So what to write about? The answer may lie in a shocking observation my mother made about me in the last months of her life.  I guess it shocked me because it was about me and not my miscreant brother who had gotten the lion's share of attention- the negative variety- for the last five decades of my life in which I had been her therapist. (This tragic triadic dynamic is what fills hundreds of pages of floral cloth covered paper journals from my earlier adulthood, unfortunately.) We were sitting on the sidewalk of the circular driveway at the third of four nursing homes she would grace in 2013. (She was, in essence, kicked out of the first one for being a little difficult.) It was a gorgeous late afternoon in May in Virginia with all of the rose bushes and lilacs in bloom.  I locked the brakes on her wheelchair and then sat next to her on a bench.
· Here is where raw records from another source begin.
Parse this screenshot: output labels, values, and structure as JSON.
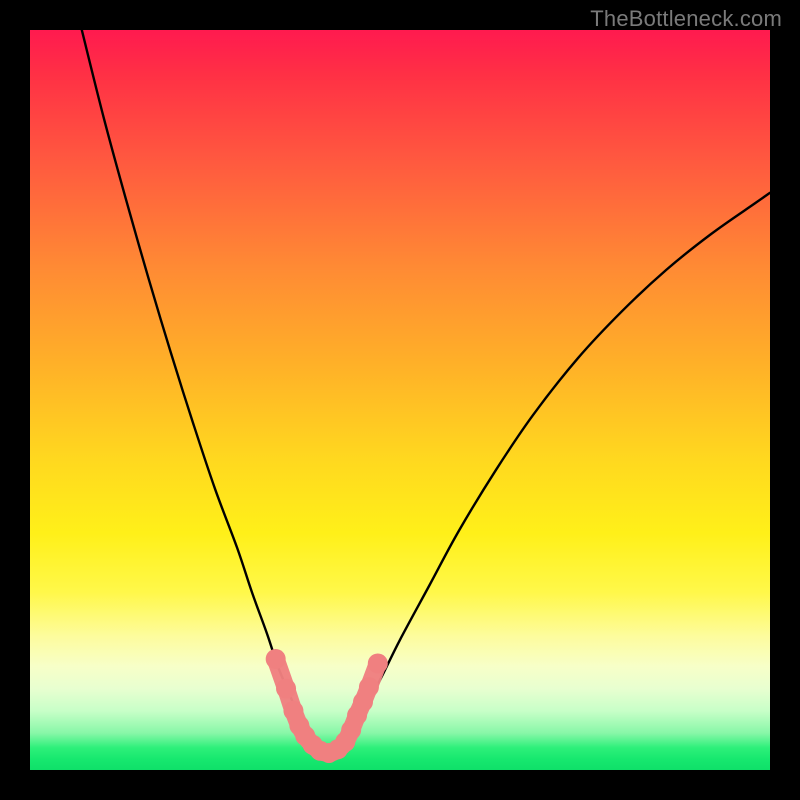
{
  "watermark": "TheBottleneck.com",
  "colors": {
    "frame": "#000000",
    "curve": "#000000",
    "marker_fill": "#f08080",
    "marker_stroke": "#e06a6a"
  },
  "chart_data": {
    "type": "line",
    "title": "",
    "xlabel": "",
    "ylabel": "",
    "xlim": [
      0,
      100
    ],
    "ylim": [
      0,
      100
    ],
    "grid": false,
    "legend": false,
    "series": [
      {
        "name": "left-branch",
        "x": [
          7,
          10,
          13,
          16,
          19,
          22,
          25,
          28,
          30,
          32,
          33.5,
          35,
          36,
          37,
          38,
          39,
          40
        ],
        "values": [
          100,
          88,
          77,
          66.5,
          56.5,
          47,
          38,
          30,
          24,
          18.5,
          14,
          10.4,
          8,
          6,
          4.4,
          3.2,
          2.2
        ]
      },
      {
        "name": "right-branch",
        "x": [
          40,
          42,
          44,
          47,
          50,
          54,
          58,
          63,
          68,
          74,
          80,
          86,
          92,
          98,
          100
        ],
        "values": [
          2.2,
          3.6,
          6.4,
          11.6,
          17.6,
          25,
          32.4,
          40.6,
          48,
          55.6,
          62,
          67.6,
          72.4,
          76.6,
          78
        ]
      }
    ],
    "markers": {
      "name": "highlighted-points",
      "points": [
        {
          "x": 33.2,
          "y": 15.0
        },
        {
          "x": 34.6,
          "y": 11.0
        },
        {
          "x": 35.6,
          "y": 8.0
        },
        {
          "x": 36.4,
          "y": 6.0
        },
        {
          "x": 37.2,
          "y": 4.6
        },
        {
          "x": 38.2,
          "y": 3.4
        },
        {
          "x": 39.2,
          "y": 2.6
        },
        {
          "x": 40.4,
          "y": 2.3
        },
        {
          "x": 41.6,
          "y": 2.8
        },
        {
          "x": 42.6,
          "y": 3.8
        },
        {
          "x": 43.4,
          "y": 5.4
        },
        {
          "x": 44.2,
          "y": 7.4
        },
        {
          "x": 45.0,
          "y": 9.2
        },
        {
          "x": 45.8,
          "y": 11.2
        },
        {
          "x": 47.0,
          "y": 14.4
        }
      ]
    }
  }
}
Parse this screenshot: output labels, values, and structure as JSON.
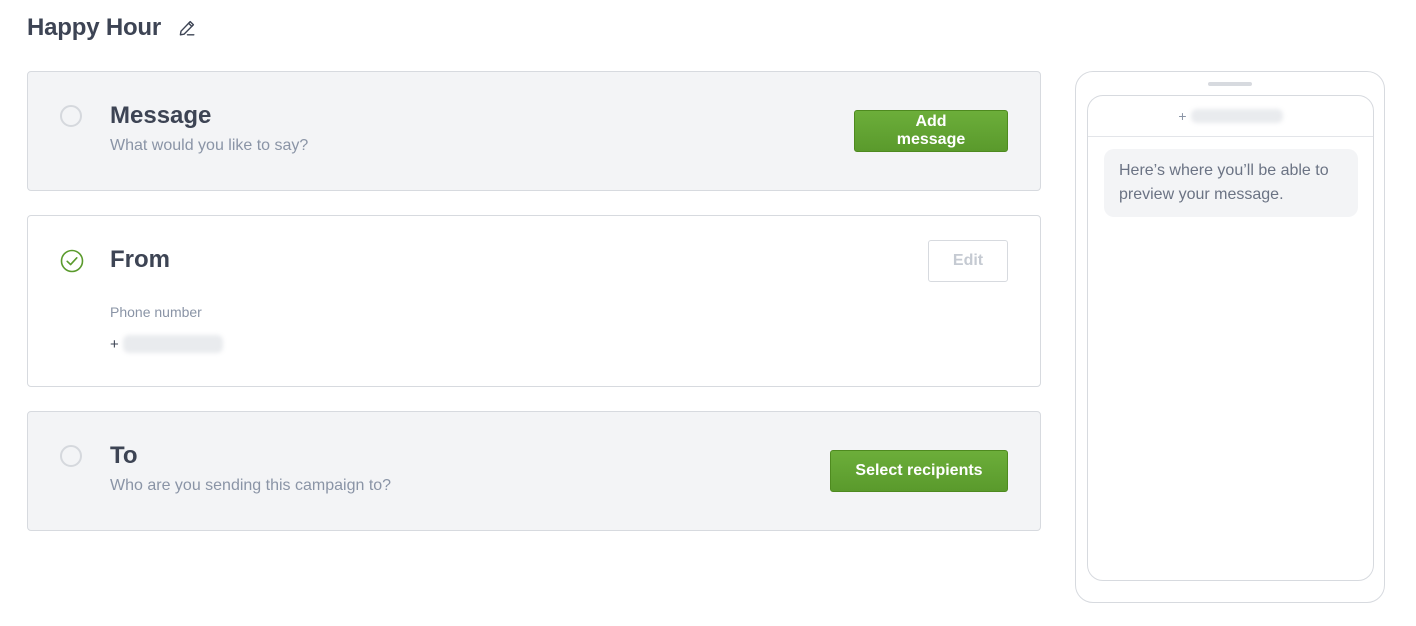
{
  "header": {
    "title": "Happy Hour",
    "edit_icon": "pencil-icon"
  },
  "message_section": {
    "title": "Message",
    "subtitle": "What would you like to say?",
    "button_label": "Add message",
    "status": "incomplete"
  },
  "from_section": {
    "title": "From",
    "button_label": "Edit",
    "status": "complete",
    "status_icon": "check-circle-icon",
    "field_label": "Phone number",
    "phone_prefix": "+"
  },
  "to_section": {
    "title": "To",
    "subtitle": "Who are you sending this campaign to?",
    "button_label": "Select recipients",
    "status": "incomplete"
  },
  "preview": {
    "recipient_prefix": "+",
    "placeholder_message": "Here’s where you’ll be able to preview your message."
  },
  "colors": {
    "primary_green": "#5f9f30",
    "check_green": "#5a9a2c",
    "text_dark": "#3d4454",
    "text_muted": "#8a94a6",
    "card_inactive_bg": "#f3f4f6",
    "border": "#d7dadf"
  }
}
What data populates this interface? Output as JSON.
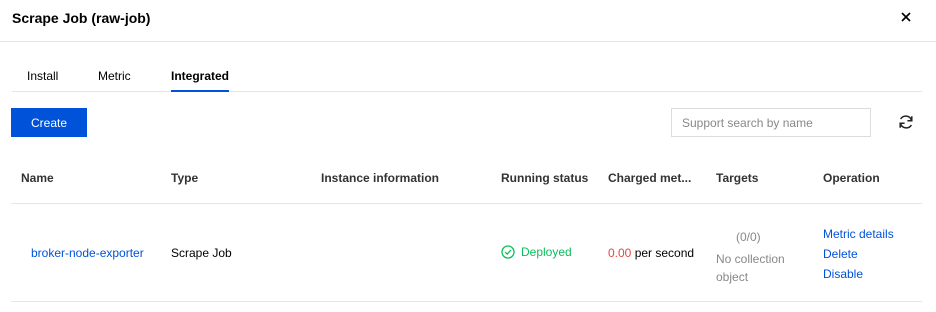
{
  "dialog": {
    "title": "Scrape Job (raw-job)"
  },
  "tabs": [
    {
      "label": "Install"
    },
    {
      "label": "Metric"
    },
    {
      "label": "Integrated"
    }
  ],
  "toolbar": {
    "create_label": "Create",
    "search_placeholder": "Support search by name"
  },
  "table": {
    "columns": [
      "Name",
      "Type",
      "Instance information",
      "Running status",
      "Charged met...",
      "Targets",
      "Operation"
    ],
    "rows": [
      {
        "name": "broker-node-exporter",
        "type": "Scrape Job",
        "instance_information": "",
        "running_status": "Deployed",
        "charged_value": "0.00",
        "charged_unit": "per second",
        "targets_count": "(0/0)",
        "targets_note_line1": "No collection",
        "targets_note_line2": "object",
        "operations": [
          "Metric details",
          "Delete",
          "Disable"
        ]
      }
    ]
  },
  "colors": {
    "primary": "#0052d9",
    "success": "#0abf5b",
    "danger": "#e54545"
  },
  "icons": [
    "close-icon",
    "refresh-icon",
    "check-circle-icon"
  ]
}
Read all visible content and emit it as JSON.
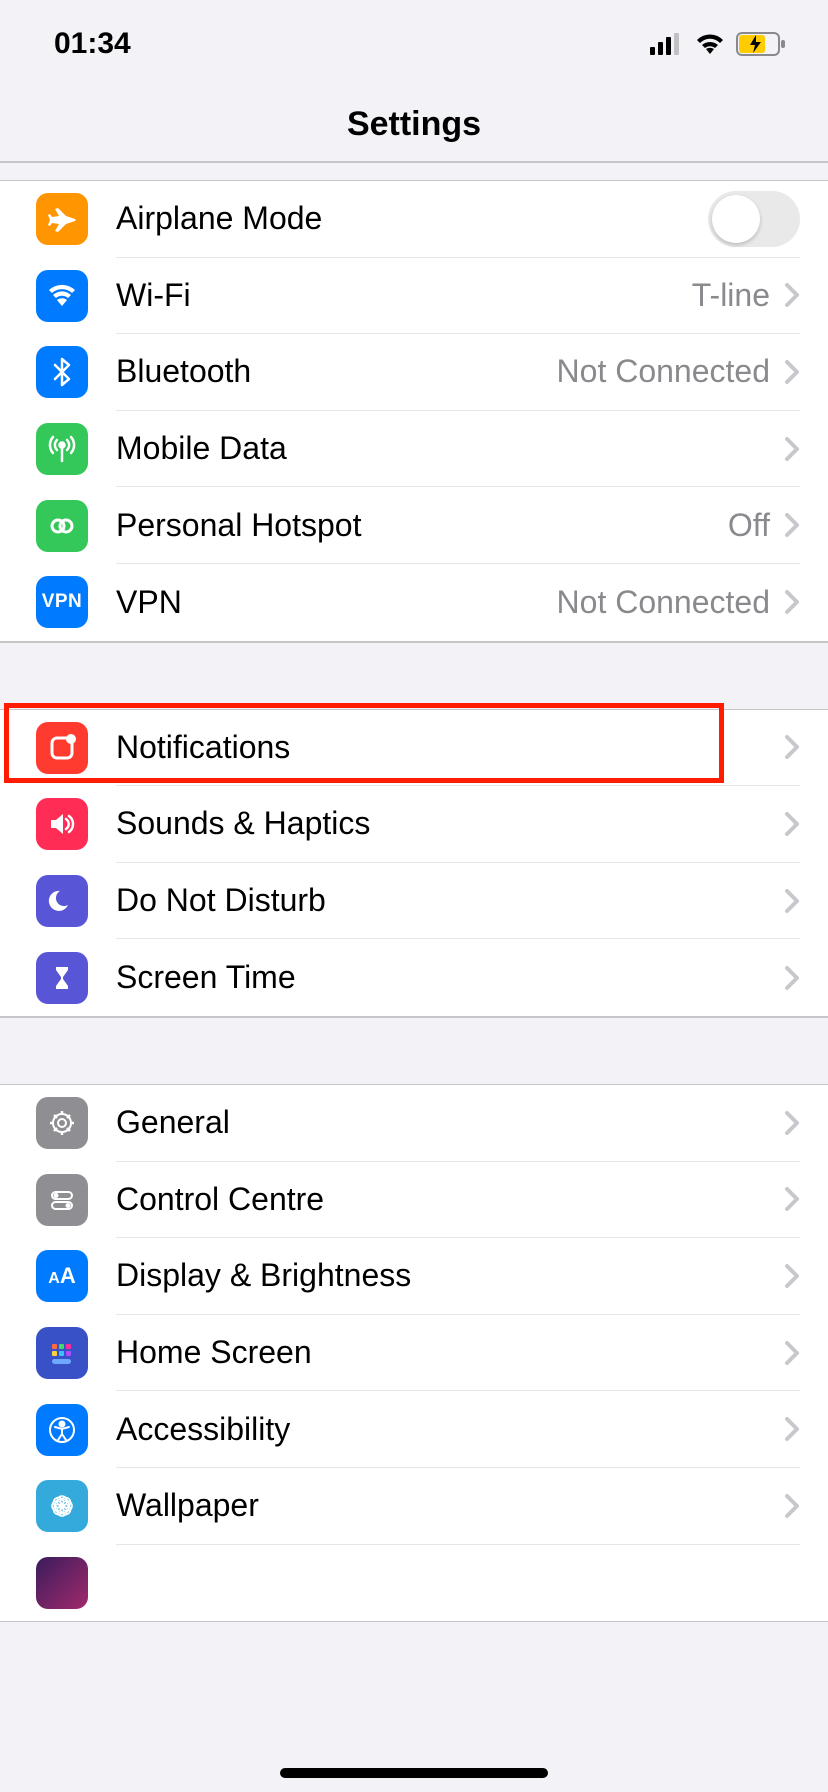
{
  "status": {
    "time": "01:34"
  },
  "header": {
    "title": "Settings"
  },
  "groups": [
    {
      "rows": [
        {
          "label": "Airplane Mode",
          "value": "",
          "type": "toggle"
        },
        {
          "label": "Wi-Fi",
          "value": "T-line",
          "type": "link"
        },
        {
          "label": "Bluetooth",
          "value": "Not Connected",
          "type": "link"
        },
        {
          "label": "Mobile Data",
          "value": "",
          "type": "link"
        },
        {
          "label": "Personal Hotspot",
          "value": "Off",
          "type": "link"
        },
        {
          "label": "VPN",
          "value": "Not Connected",
          "type": "link"
        }
      ]
    },
    {
      "rows": [
        {
          "label": "Notifications",
          "value": "",
          "type": "link"
        },
        {
          "label": "Sounds & Haptics",
          "value": "",
          "type": "link"
        },
        {
          "label": "Do Not Disturb",
          "value": "",
          "type": "link"
        },
        {
          "label": "Screen Time",
          "value": "",
          "type": "link"
        }
      ]
    },
    {
      "rows": [
        {
          "label": "General",
          "value": "",
          "type": "link"
        },
        {
          "label": "Control Centre",
          "value": "",
          "type": "link"
        },
        {
          "label": "Display & Brightness",
          "value": "",
          "type": "link"
        },
        {
          "label": "Home Screen",
          "value": "",
          "type": "link"
        },
        {
          "label": "Accessibility",
          "value": "",
          "type": "link"
        },
        {
          "label": "Wallpaper",
          "value": "",
          "type": "link"
        }
      ]
    }
  ]
}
A light breeze, strong enough to actually move her hair-sprayed white curls, met us there. Always the charming conversationalist, she asked me how the business was going. Then she stunned me by summing up my life at the end of hers. "You know, your grammar things represent everything you've done." Counting on her fingers, she continued, "They are your art, with ceramics and using the kiln.  But then they have to do with your writing. And, they are related to teaching school."  

This was an epiphany. Besides showing her awareness of who I was besides her daughter, her observation gave some kind of gestalt to what otherwise had seemed completely separate and random money making schemes. Her maternal vantage point reminded me that my entrepreneurial and literary and teaching careers do have a connection.  In all three, I am driven by ideas that seem to originate in a moment of private joy and flourish in untempered absurdity.  They are little private jokes with myself that end up, after appropriate censorship,  being voiced out loud as a product, a story, or part of an increasingly daffy persona in class. In fact, every year, one ninth-grader or another points out a sad by-product of this habit. "Miznap, you always laugh at your own jokes." To which I reply, "Well, somebody has to."  I guess I'll launch into the blogosphere, examining art, writing, and teaching, in that same spirit. 


Best entry in this old diary that spans, very sporadically, 1968 to 1973:

January 20, 1969 - We were so caught up in the inauguration of RIchard Nixon we forgot to go to music.